Problem statement:
Which lines of the records below contain the word "this"? Show each one.

Given records:
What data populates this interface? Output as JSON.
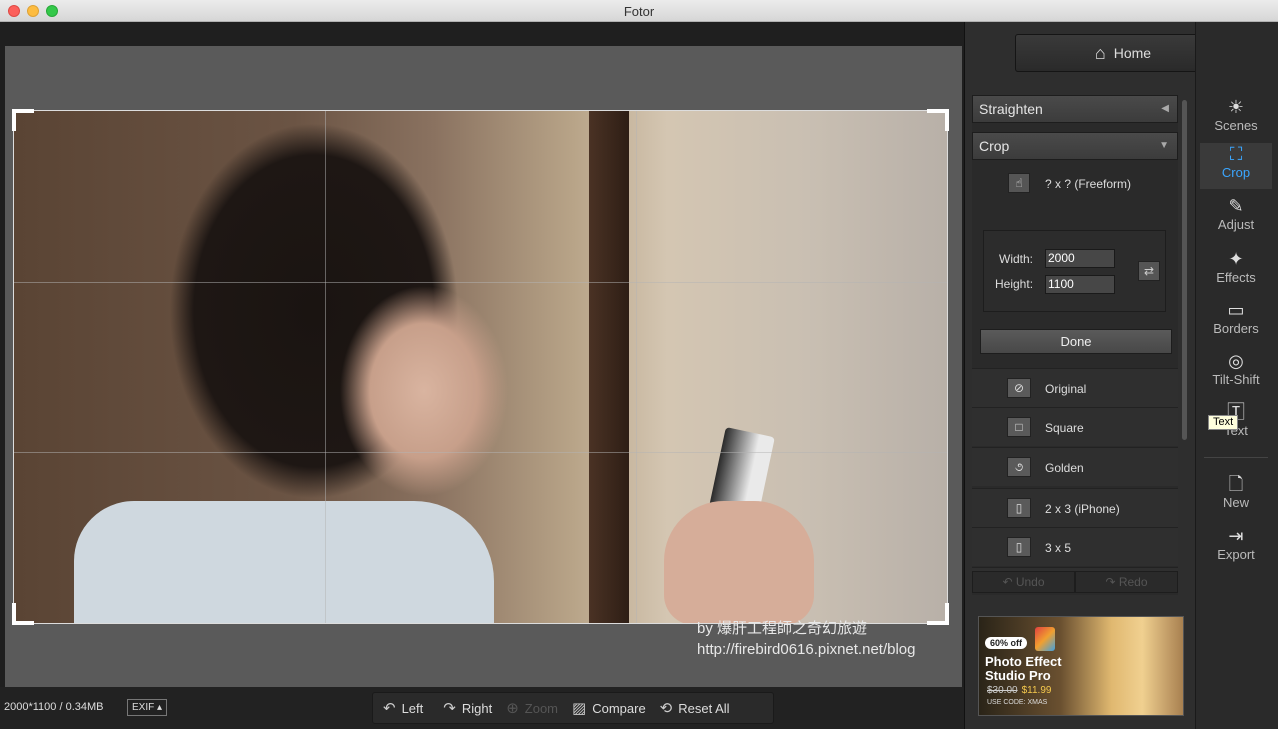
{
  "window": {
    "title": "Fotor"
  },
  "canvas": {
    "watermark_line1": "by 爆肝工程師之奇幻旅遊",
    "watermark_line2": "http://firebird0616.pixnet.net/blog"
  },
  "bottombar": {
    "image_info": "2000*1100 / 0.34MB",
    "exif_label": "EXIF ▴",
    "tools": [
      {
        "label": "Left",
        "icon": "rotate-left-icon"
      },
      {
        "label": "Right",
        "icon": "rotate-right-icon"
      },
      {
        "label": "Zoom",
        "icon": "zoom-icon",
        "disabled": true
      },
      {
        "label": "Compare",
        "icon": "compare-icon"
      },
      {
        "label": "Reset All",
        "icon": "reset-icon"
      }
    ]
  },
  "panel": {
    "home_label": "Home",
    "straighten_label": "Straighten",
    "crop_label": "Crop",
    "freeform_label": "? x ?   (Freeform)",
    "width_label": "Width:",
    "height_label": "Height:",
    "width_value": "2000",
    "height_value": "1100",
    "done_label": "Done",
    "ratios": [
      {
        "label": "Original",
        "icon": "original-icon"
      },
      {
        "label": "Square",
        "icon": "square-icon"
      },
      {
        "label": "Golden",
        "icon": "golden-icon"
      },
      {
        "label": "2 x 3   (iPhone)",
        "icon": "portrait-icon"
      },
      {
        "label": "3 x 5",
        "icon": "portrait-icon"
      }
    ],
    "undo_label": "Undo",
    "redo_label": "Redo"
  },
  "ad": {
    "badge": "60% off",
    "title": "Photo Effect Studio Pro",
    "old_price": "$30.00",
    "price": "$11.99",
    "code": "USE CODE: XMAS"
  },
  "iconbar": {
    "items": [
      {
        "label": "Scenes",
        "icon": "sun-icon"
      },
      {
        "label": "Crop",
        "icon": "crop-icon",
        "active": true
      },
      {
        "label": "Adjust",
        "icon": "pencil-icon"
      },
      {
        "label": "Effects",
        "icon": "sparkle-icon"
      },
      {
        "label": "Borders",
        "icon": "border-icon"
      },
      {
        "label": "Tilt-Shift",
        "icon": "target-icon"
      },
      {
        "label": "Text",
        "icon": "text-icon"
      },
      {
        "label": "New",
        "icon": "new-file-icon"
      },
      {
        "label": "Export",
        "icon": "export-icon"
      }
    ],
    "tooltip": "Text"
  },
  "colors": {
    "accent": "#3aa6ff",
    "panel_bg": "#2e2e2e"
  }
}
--
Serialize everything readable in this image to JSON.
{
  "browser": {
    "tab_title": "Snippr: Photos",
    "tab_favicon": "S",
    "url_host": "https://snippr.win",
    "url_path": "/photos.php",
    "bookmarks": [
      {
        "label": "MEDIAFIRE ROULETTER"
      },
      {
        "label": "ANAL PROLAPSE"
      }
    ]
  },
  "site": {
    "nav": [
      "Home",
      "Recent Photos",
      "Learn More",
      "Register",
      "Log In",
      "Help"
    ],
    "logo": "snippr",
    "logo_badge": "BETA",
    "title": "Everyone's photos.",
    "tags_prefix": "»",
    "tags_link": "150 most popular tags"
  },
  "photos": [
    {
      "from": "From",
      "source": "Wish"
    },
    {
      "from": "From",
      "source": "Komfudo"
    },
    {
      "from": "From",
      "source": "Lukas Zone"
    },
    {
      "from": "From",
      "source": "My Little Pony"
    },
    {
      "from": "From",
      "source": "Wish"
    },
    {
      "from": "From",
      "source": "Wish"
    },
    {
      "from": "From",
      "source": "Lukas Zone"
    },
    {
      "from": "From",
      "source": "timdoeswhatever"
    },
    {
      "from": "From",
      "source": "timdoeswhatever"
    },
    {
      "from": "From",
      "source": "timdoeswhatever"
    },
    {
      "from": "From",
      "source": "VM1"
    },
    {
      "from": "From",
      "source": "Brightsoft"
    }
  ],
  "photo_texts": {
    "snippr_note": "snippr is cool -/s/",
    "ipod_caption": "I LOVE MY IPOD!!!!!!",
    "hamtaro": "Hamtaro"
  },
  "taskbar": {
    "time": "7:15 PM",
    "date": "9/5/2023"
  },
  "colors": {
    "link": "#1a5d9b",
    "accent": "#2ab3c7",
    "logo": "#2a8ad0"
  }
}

Response:
What data populates this interface? Output as JSON.
Serialize everything readable in this image to JSON.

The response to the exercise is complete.